Voodoo newspaper economics
The formidable problems of the newspaper industry won’t get solved if industry leaders substitute voodoo economics for rational discourse. So, let’s dispense with some of the bad juju we have heard in the last couple of days.
Voodoo Economics 101
Not once, not twice but five times, Gary Pruitt, the chief executive at the McClatchy Co., told stock analysts that the sagging sales and profits at his company are the result of “secular headwinds” which evidently will abate at some point to enable his business to revive.
Here is the phrase used in a sentence, as transcribed by Seeking Alpha: “We may be facing secular headwinds for quite a while until the revenue market settles in terms of the Internet being a more mature medium.”
By definition, a secular move in an industry refers to a permanent and fundamental shift, such as the change in consumer preference to automobiles from horses and carriages.
The ups and downs of the economy do create headwinds for business. But a secular change is more like gravity. Unlike headwinds, which eventually blow over, gravity is here to stay.
For the record, the secular forces dragging down newspapers are: Declining readership, shrinking advertising, high fixed costs and growing online competition that makes it increasingly difficult to charge the premium ad rates that were possible prior to the Internet.
Voodoo Economics 102
Several (but certainly not all) of the more than 100 distinguished media figures attending the stimulating New Business Models for News Summit at the City University of New York were captivated by the suggestion from one speaker that newspapers could solve their problems by forsaking the production of the print product, which represents 60% of a paper’s operating expenses.

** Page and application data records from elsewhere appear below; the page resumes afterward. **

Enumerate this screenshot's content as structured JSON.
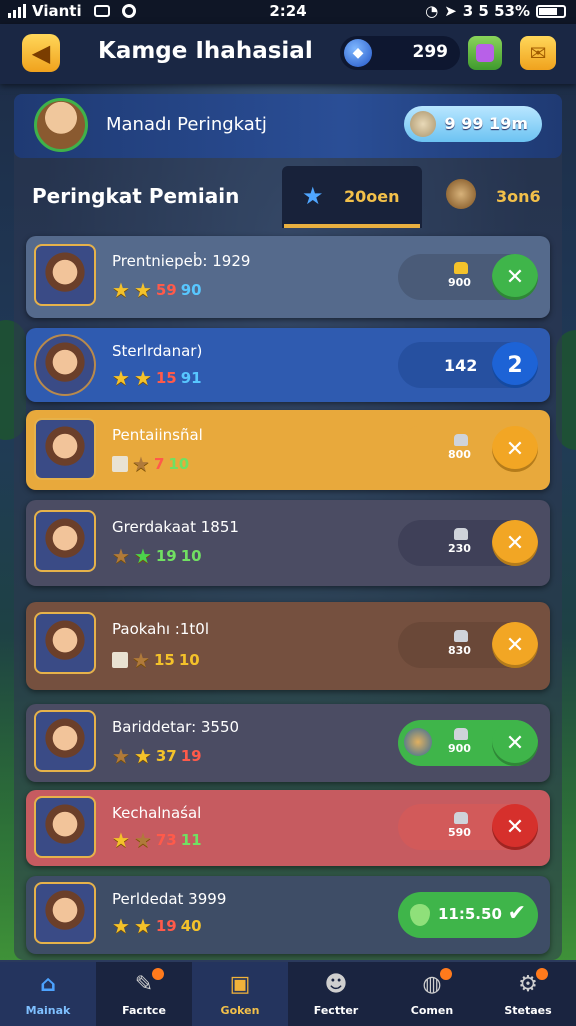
{
  "status_bar": {
    "carrier": "Vianti",
    "time": "2:24",
    "battery": "3 5 53%"
  },
  "header": {
    "title": "Kamge Ihahasial",
    "gems": "299"
  },
  "profile": {
    "name": "Manadı Peringkatj",
    "coins": "9 99 19m"
  },
  "section": {
    "title": "Peringkat Pemiain"
  },
  "tabs": [
    {
      "label": "20oen",
      "icon": "star-icon",
      "active": true
    },
    {
      "label": "3on6",
      "icon": "coin-icon",
      "active": false
    }
  ],
  "players": [
    {
      "name": "Prentniepeḃ: 1929",
      "score_a": "59",
      "score_b": "90",
      "pill_value": "900",
      "action": "x",
      "color": "#556a8c"
    },
    {
      "name": "Sterlrdanar)",
      "score_a": "15",
      "score_b": "91",
      "pill_value": "142",
      "action": "2",
      "color": "#2f5bb0"
    },
    {
      "name": "Pentaiinsñal",
      "score_a": "7",
      "score_b": "10",
      "pill_value": "800",
      "action": "x",
      "color": "#e8a93c"
    },
    {
      "name": "Grerdakaat 1851",
      "score_a": "19",
      "score_b": "10",
      "pill_value": "230",
      "action": "x",
      "color": "#4b4c63"
    },
    {
      "name": "Paokahı :1t0l",
      "score_a": "15",
      "score_b": "10",
      "pill_value": "830",
      "action": "x",
      "color": "#75503f"
    },
    {
      "name": "Bariddetar: 3550",
      "score_a": "37",
      "score_b": "19",
      "pill_value": "900",
      "action": "x",
      "color": "#4b4c63"
    },
    {
      "name": "Kechalnaśal",
      "score_a": "73",
      "score_b": "11",
      "pill_value": "590",
      "action": "x",
      "color": "#c65b60"
    },
    {
      "name": "Perldedat 3999",
      "score_a": "19",
      "score_b": "40",
      "pill_value": "11:5.50",
      "action": "✔",
      "color": "#3e4d66"
    }
  ],
  "nav": [
    {
      "label": "Mainak",
      "icon": "home-icon"
    },
    {
      "label": "Facıtce",
      "icon": "pencil-icon"
    },
    {
      "label": "Goken",
      "icon": "chest-icon"
    },
    {
      "label": "Fectter",
      "icon": "person-icon"
    },
    {
      "label": "Comen",
      "icon": "compass-icon"
    },
    {
      "label": "Stetaes",
      "icon": "gear-icon"
    }
  ]
}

While it is true that killing the print product would save a bundle of money, it also must be noted that an average of 90% of the revenues at American newspapers are derived from ads sold in the print product.
Accepting the premise that you could save 60% in expenses by abandoning print, here is how this would play out for a prototypical publishing company with $100 million in total revenues and a 15% operating profit:

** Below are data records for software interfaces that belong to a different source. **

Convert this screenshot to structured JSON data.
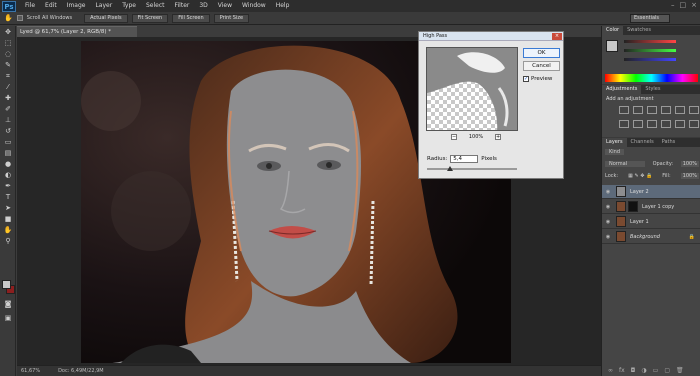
{
  "app": {
    "logo": "Ps"
  },
  "menu": [
    "File",
    "Edit",
    "Image",
    "Layer",
    "Type",
    "Select",
    "Filter",
    "3D",
    "View",
    "Window",
    "Help"
  ],
  "window_controls": [
    "–",
    "□",
    "×"
  ],
  "options": {
    "scroll_all": "Scroll All Windows",
    "actual_pixels": "Actual Pixels",
    "fit_screen": "Fit Screen",
    "fill_screen": "Fill Screen",
    "print_size": "Print Size",
    "workspace": "Essentials"
  },
  "document": {
    "tab_title": "Lyed @ 61,7% (Layer 2, RGB/8) *"
  },
  "status": {
    "zoom": "61,67%",
    "doc": "Doc: 6,49M/22,9M"
  },
  "dialog": {
    "title": "High Pass",
    "ok": "OK",
    "cancel": "Cancel",
    "preview": "Preview",
    "zoom": "100%",
    "zoom_out": "−",
    "zoom_in": "+",
    "radius_label": "Radius:",
    "radius_value": "5,4",
    "radius_unit": "Pixels",
    "slider_fraction": 0.25
  },
  "color_panel": {
    "tabs": [
      "Color",
      "Swatches"
    ]
  },
  "adjustments": {
    "tabs": [
      "Adjustments",
      "Styles"
    ],
    "heading": "Add an adjustment"
  },
  "layers": {
    "tabs": [
      "Layers",
      "Channels",
      "Paths"
    ],
    "kind": "Kind",
    "blend_mode": "Normal",
    "opacity_label": "Opacity:",
    "opacity": "100%",
    "lock_label": "Lock:",
    "fill_label": "Fill:",
    "fill": "100%",
    "items": [
      {
        "name": "Layer 2",
        "selected": true
      },
      {
        "name": "Layer 1 copy",
        "selected": false
      },
      {
        "name": "Layer 1",
        "selected": false
      },
      {
        "name": "Background",
        "selected": false
      }
    ]
  },
  "colors": {
    "bg_color": "#8c1f1f",
    "fg_color": "#c8c8c8",
    "accent": "#3b7bd4"
  }
}
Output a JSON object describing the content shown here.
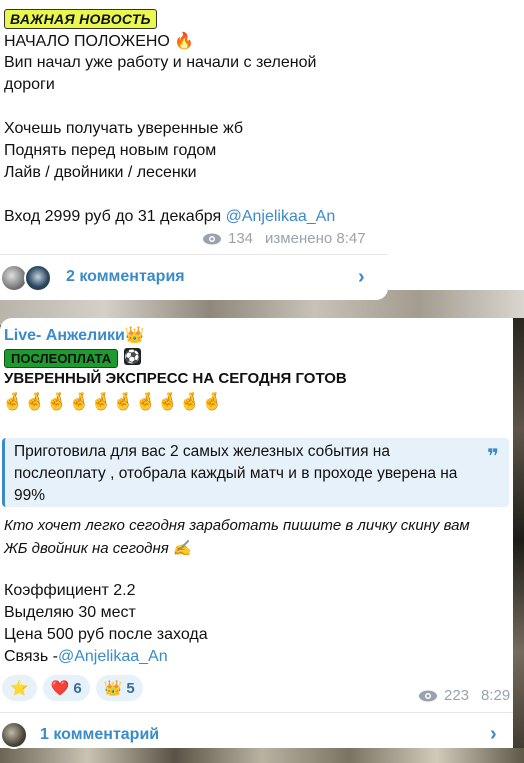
{
  "post1": {
    "badge": "ВАЖНАЯ НОВОСТЬ",
    "lines": [
      "НАЧАЛО ПОЛОЖЕНО 🔥",
      "Вип начал уже работу и начали с зеленой",
      "дороги",
      "",
      " Хочешь получать уверенные жб",
      "Поднять перед новым годом",
      "Лайв / двойники / лесенки",
      "",
      "Вход 2999 руб до 31 декабря "
    ],
    "link": "@Anjelikaa_An",
    "views": "134",
    "time": "изменено 8:47",
    "comments": "2 комментария"
  },
  "post2": {
    "channel": "Live- Анжелики👑",
    "badge": "ПОСЛЕОПЛАТА",
    "ball": "⚽",
    "headline": "УВЕРЕННЫЙ ЭКСПРЕСС  НА СЕГОДНЯ ГОТОВ",
    "emoji_row": "🤞🤞🤞🤞🤞🤞🤞🤞🤞🤞",
    "quote": "Приготовила для вас 2 самых железных события на послеоплату , отобрала каждый матч и в проходе уверена на 99%",
    "italic1": "Кто хочет легко сегодня заработать пишите в личку скину вам",
    "italic2": "ЖБ двойник на сегодня ✍️",
    "lines": [
      "Коэффициент 2.2",
      "Выделяю 30 мест",
      "Цена 500 руб после захода",
      "Связь -"
    ],
    "link": "@Anjelikaa_An",
    "reactions": [
      {
        "emoji": "⭐",
        "count": ""
      },
      {
        "emoji": "❤️",
        "count": "6"
      },
      {
        "emoji": "👑",
        "count": "5"
      }
    ],
    "views": "223",
    "time": "8:29",
    "comments": "1 комментарий"
  },
  "colors": {
    "accent": "#3a8bc9",
    "quote_bg": "#e6f1fa",
    "badge_news": "#e8f84e",
    "badge_post": "#1f9a2f"
  }
}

If the company abandoned print but were able to double its online sales to $20 million, it would lose $14 million in a year, for an operating margin of a negative 70%. To break even, the prototypical publication would have to more than triple its sales from the current levels. To make a profit of 15%, the company would have to quadruple it sales.
This is a tall order, given that some two-thirds of the interactive revenues at most newspapers came from the so-called “upsell” of online classified ads to recruiters, auto dealers and real estate brokers.
With the print product historically the primary attraction for many of those classified advertisers, how many premium-priced, online-only newspaper ads would they buy if free ads on Craig’s List were only a click away? Which, as you know, they are.